■ Problem to work on
Would you return the full listing exactly, with nothing altered?
Provided entries Start Marker
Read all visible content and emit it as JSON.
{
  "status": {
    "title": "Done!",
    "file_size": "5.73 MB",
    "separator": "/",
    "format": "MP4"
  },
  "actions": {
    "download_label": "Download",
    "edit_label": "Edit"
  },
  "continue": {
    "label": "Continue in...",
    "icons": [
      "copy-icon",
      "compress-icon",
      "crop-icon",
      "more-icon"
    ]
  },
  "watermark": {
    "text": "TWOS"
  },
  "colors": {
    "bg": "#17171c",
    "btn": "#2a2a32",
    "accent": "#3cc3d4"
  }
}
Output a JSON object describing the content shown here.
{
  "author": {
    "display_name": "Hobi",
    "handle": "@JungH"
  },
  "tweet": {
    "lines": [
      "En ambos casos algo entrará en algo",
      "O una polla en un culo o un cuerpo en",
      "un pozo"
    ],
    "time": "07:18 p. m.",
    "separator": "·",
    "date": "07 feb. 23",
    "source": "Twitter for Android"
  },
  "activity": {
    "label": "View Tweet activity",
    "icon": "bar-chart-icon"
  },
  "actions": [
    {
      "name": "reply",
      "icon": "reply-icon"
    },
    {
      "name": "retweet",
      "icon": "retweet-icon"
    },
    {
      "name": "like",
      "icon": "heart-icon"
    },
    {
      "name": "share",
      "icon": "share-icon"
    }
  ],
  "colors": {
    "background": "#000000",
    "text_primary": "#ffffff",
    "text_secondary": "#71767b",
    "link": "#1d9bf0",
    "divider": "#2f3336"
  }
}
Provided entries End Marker
■ Finished task
Read all visible content and emit it as JSON.
{
  "status": {
    "title": "Done!",
    "file_size": "5.73 MB",
    "separator": "/",
    "format": "MP4"
  },
  "actions": {
    "download_label": "Download",
    "edit_label": "Edit"
  },
  "continue": {
    "label": "Continue in...",
    "icons": [
      "copy-icon",
      "compress-icon",
      "crop-icon",
      "more-icon"
    ]
  },
  "watermark": {
    "text": "TWOS"
  },
  "colors": {
    "bg": "#17171c",
    "btn": "#2a2a32",
    "accent": "#3cc3d4"
  }
}
Output a JSON object describing the content shown here.
{
  "author": {
    "display_name": "Hobi",
    "handle": "@JungH"
  },
  "tweet": {
    "lines": [
      "En ambos casos algo entrará en algo",
      "O una polla en un culo o un cuerpo en",
      "un pozo"
    ],
    "time": "07:18 p. m.",
    "separator": "·",
    "date": "07 feb. 23",
    "source": "Twitter for Android"
  },
  "activity": {
    "label": "View Tweet activity",
    "icon": "bar-chart-icon"
  },
  "actions": [
    {
      "name": "reply",
      "icon": "reply-icon"
    },
    {
      "name": "retweet",
      "icon": "retweet-icon"
    },
    {
      "name": "like",
      "icon": "heart-icon"
    },
    {
      "name": "share",
      "icon": "share-icon"
    }
  ],
  "colors": {
    "background": "#000000",
    "text_primary": "#ffffff",
    "text_secondary": "#71767b",
    "link": "#1d9bf0",
    "divider": "#2f3336"
  }
}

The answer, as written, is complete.